§ **Your task**:
Please retype the listing below word for word and exclude its images.

········

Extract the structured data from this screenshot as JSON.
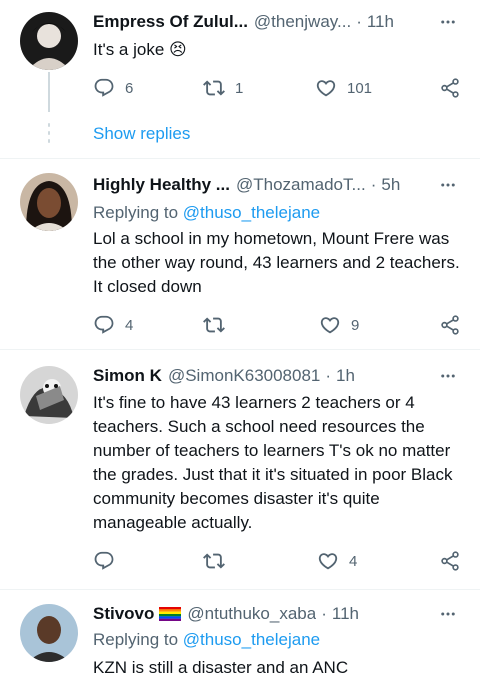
{
  "tweets": [
    {
      "name": "Empress Of Zulul...",
      "handle": "@thenjway...",
      "time": "11h",
      "text": "It's a joke 😣",
      "replies": "6",
      "retweets": "1",
      "likes": "101"
    },
    {
      "name": "Highly Healthy ...",
      "handle": "@ThozamadoT...",
      "time": "5h",
      "replying_prefix": "Replying to",
      "replying_to": "@thuso_thelejane",
      "text": "Lol a school in my hometown, Mount Frere was the other way round, 43 learners and 2 teachers. It closed down",
      "replies": "4",
      "retweets": "",
      "likes": "9"
    },
    {
      "name": "Simon K",
      "handle": "@SimonK63008081",
      "time": "1h",
      "text": "It's fine to have 43 learners 2 teachers or 4 teachers. Such a school need resources the number of teachers to learners T's ok no matter the grades. Just that it it's situated in poor Black community becomes disaster it's quite manageable actually.",
      "replies": "",
      "retweets": "",
      "likes": "4"
    },
    {
      "name": "Stivovo",
      "handle": "@ntuthuko_xaba",
      "time": "11h",
      "replying_prefix": "Replying to",
      "replying_to": "@thuso_thelejane",
      "text": "KZN is still a disaster and an ANC"
    }
  ],
  "show_replies_label": "Show replies",
  "separator": "·",
  "colors": {
    "accent": "#1d9bf0",
    "secondary_text": "#536471",
    "primary_text": "#0f1419",
    "divider": "#eff3f4"
  },
  "icons": [
    "reply-icon",
    "retweet-icon",
    "like-icon",
    "share-icon",
    "more-icon",
    "rainbow-flag-icon"
  ]
}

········

§ **Response to the task**:
Extract the structured data from this screenshot as JSON.
{
  "tweets": [
    {
      "name": "Empress Of Zulul...",
      "handle": "@thenjway...",
      "time": "11h",
      "text": "It's a joke 😣",
      "replies": "6",
      "retweets": "1",
      "likes": "101"
    },
    {
      "name": "Highly Healthy ...",
      "handle": "@ThozamadoT...",
      "time": "5h",
      "replying_prefix": "Replying to",
      "replying_to": "@thuso_thelejane",
      "text": "Lol a school in my hometown, Mount Frere was the other way round, 43 learners and 2 teachers. It closed down",
      "replies": "4",
      "retweets": "",
      "likes": "9"
    },
    {
      "name": "Simon K",
      "handle": "@SimonK63008081",
      "time": "1h",
      "text": "It's fine to have 43 learners 2 teachers or 4 teachers. Such a school need resources the number of teachers to learners T's ok no matter the grades. Just that it it's situated in poor Black community becomes disaster it's quite manageable actually.",
      "replies": "",
      "retweets": "",
      "likes": "4"
    },
    {
      "name": "Stivovo",
      "handle": "@ntuthuko_xaba",
      "time": "11h",
      "replying_prefix": "Replying to",
      "replying_to": "@thuso_thelejane",
      "text": "KZN is still a disaster and an ANC"
    }
  ],
  "show_replies_label": "Show replies",
  "separator": "·",
  "colors": {
    "accent": "#1d9bf0",
    "secondary_text": "#536471",
    "primary_text": "#0f1419",
    "divider": "#eff3f4"
  },
  "icons": [
    "reply-icon",
    "retweet-icon",
    "like-icon",
    "share-icon",
    "more-icon",
    "rainbow-flag-icon"
  ]
}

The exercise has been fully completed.